History of Knox

The Rev. James Robertson was appointed Superintendent of Western Mission for the Presbyterian Church in Canada in 1881. From Winnipeg, he set out by horse and buggy to cross the prairies and after a most hazardous journey arrived in Alberta at a small frontier settlement consisting mostly of men.

Robertson found no formal place to preach, so he took his ministry to the local saloon where the men usually gathered. He obviously made a deep impression on his listeners as not long after they decided that they needed a more suitable place in which to worship.

Knox Presbyterian Church was established in 1883 in the small settlement, now named Calgary grew quickly, and so did the church.

The congregation moved to the I G Baker store. Attendance continued to increase and soon the Presbyterians were sharing a tent with the Methodists. Finally they were able to build their own church for a cost of $1000. The small wooden building was opened on October 21, 1883.  With the coming of the railroad, the centre of the town moved, and in March of 1884 the wooden church was hauled on skids across the ice of the Elbow River to be nearer to the new downtown.

In 1886, the cornerstone of a new building was laid at Centre Street and Seventh Avenue South and seated 330 people.

This was constructed of freestone gathered form local quarries. This structure cost $8000. This structure was expanded in 1905, but still could not accommodate the growing congregation.

In 1912 Cornerstone of the current Knox United Church was laid.

A new sandstone building, unofficially called ‘The Cathedral of the West’, was built in 1912 at the corner of Fourth Street and Sixth Avenue South. This sanctuary remains in use today, though a Christian Education wing was added in 1960.

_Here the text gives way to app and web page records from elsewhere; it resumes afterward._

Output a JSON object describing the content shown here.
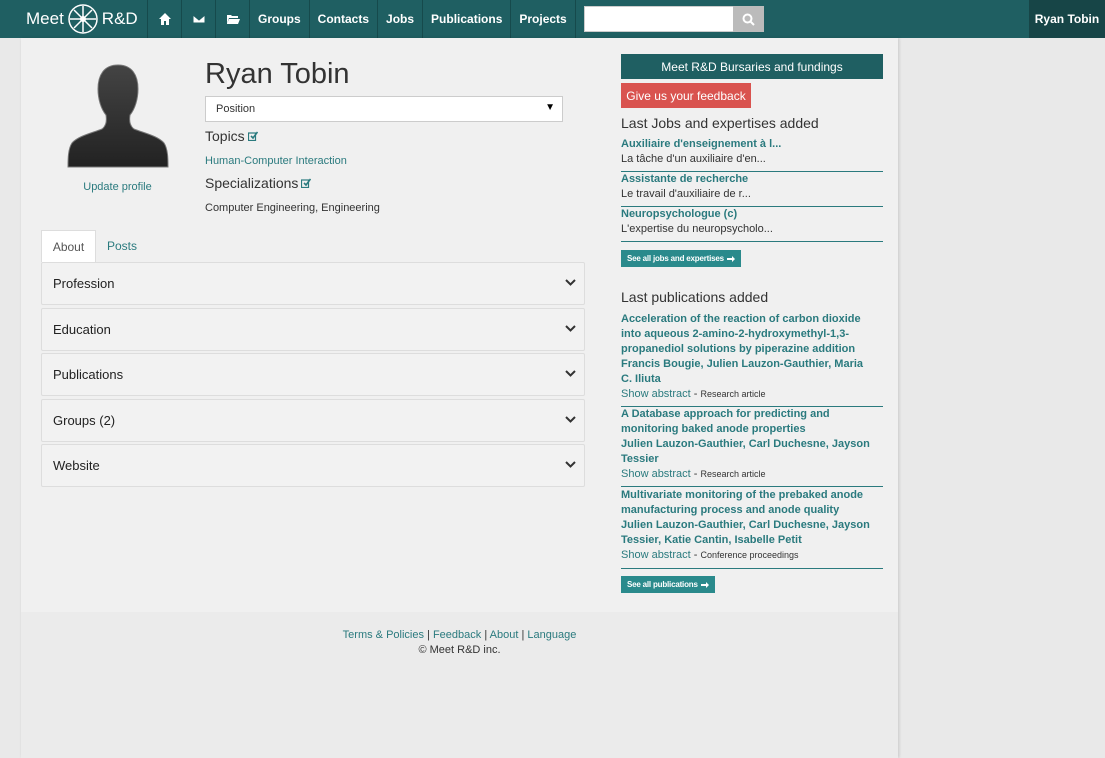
{
  "nav": {
    "logo_left": "Meet",
    "logo_right": "R&D",
    "items": [
      "Groups",
      "Contacts",
      "Jobs",
      "Publications",
      "Projects"
    ],
    "search": {
      "value": "",
      "placeholder": ""
    },
    "user": "Ryan Tobin"
  },
  "profile": {
    "name": "Ryan Tobin",
    "update_label": "Update profile",
    "position_placeholder": "Position",
    "topics_label": "Topics",
    "topic": "Human-Computer Interaction",
    "specializations_label": "Specializations",
    "specializations": "Computer Engineering, Engineering"
  },
  "tabs": [
    "About",
    "Posts"
  ],
  "accordion": [
    "Profession",
    "Education",
    "Publications",
    "Groups (2)",
    "Website"
  ],
  "sidebar": {
    "bursaries_btn": "Meet R&D Bursaries and fundings",
    "feedback_btn": "Give us your feedback",
    "jobs_heading": "Last Jobs and expertises added",
    "jobs": [
      {
        "title": "Auxiliaire d'enseignement à l...",
        "desc": "La tâche d'un auxiliaire d'en..."
      },
      {
        "title": "Assistante de recherche",
        "desc": "Le travail d'auxiliaire de r..."
      },
      {
        "title": "Neuropsychologue (c)",
        "desc": "L'expertise du neuropsycholo..."
      }
    ],
    "see_all_jobs": "See all jobs and expertises",
    "pubs_heading": "Last publications added",
    "pubs": [
      {
        "title_lines": [
          "Acceleration of the reaction of carbon dioxide",
          "into aqueous 2-amino-2-hydroxymethyl-1,3-",
          "propanediol solutions by piperazine addition"
        ],
        "author_lines": [
          "Francis Bougie, Julien Lauzon-Gauthier, Maria",
          "C. Iliuta"
        ],
        "abstract": "Show abstract",
        "type": "Research article"
      },
      {
        "title_lines": [
          "A Database approach for predicting and",
          "monitoring baked anode properties"
        ],
        "author_lines": [
          "Julien Lauzon-Gauthier, Carl Duchesne, Jayson",
          "Tessier"
        ],
        "abstract": "Show abstract",
        "type": "Research article"
      },
      {
        "title_lines": [
          "Multivariate monitoring of the prebaked anode",
          "manufacturing process and anode quality"
        ],
        "author_lines": [
          "Julien Lauzon-Gauthier, Carl Duchesne, Jayson",
          "Tessier, Katie Cantin, Isabelle Petit"
        ],
        "abstract": "Show abstract",
        "type": "Conference proceedings"
      }
    ],
    "see_all_pubs": "See all publications"
  },
  "footer": {
    "links": [
      "Terms & Policies",
      "Feedback",
      "About",
      "Language"
    ],
    "copyright": "© Meet R&D inc."
  },
  "colors": {
    "nav": "#1f5f62",
    "accent": "#2a7a7e",
    "feedback": "#d9534f"
  }
}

In 1925, many of the members of Knox voted to become a part of the United Church of Canada.  Some members wished to remain in the Presbyterian fold, so went on to form a new congregation. Knox United Church remains in the downtown area of Calgary, a city now with a population of over 1,000,000 people.

With a ministerial staff dedicated to social ministry over the years and a like-minded congregation, Knox people have continued to reach out to the community.  Most recently through ‘The Calgary Urban Projects Society’ (CUPS) and ‘Inn from the Cold’, both organizations deal with street people. It has also been in the forefront of the movement to welcome gays, lesbians, and the transgendered into the United Church.

Knox Centre is the adult educational arm of the congregation and welcomes people of all faiths, providing educational sessions, study groups and outstanding speakers, as well as, Bible studies. It draws support from the religious community of Calgary and the surrounding area.

Knox is fortunate to have a fine Cassavant organ, one of the largest in western Canada. This forms the centre of a strong music program. A permanent labyrinth was dedicated in the fall of 2005 and is open for daily meditations.  The building is now also well-known throughout the area as a venue for musical concerts of all kinds and is working to become more involved in the arts community in Calgary.

In 2013 Knox is celebrating the 100 year anniversary of the building.

If you’d like to contribute in some way to the historic building and grounds support, you can donate via PayPal (or using your credit card) by clicking the button below.




 

A tax receipt will be issued for all donations of $20 or more.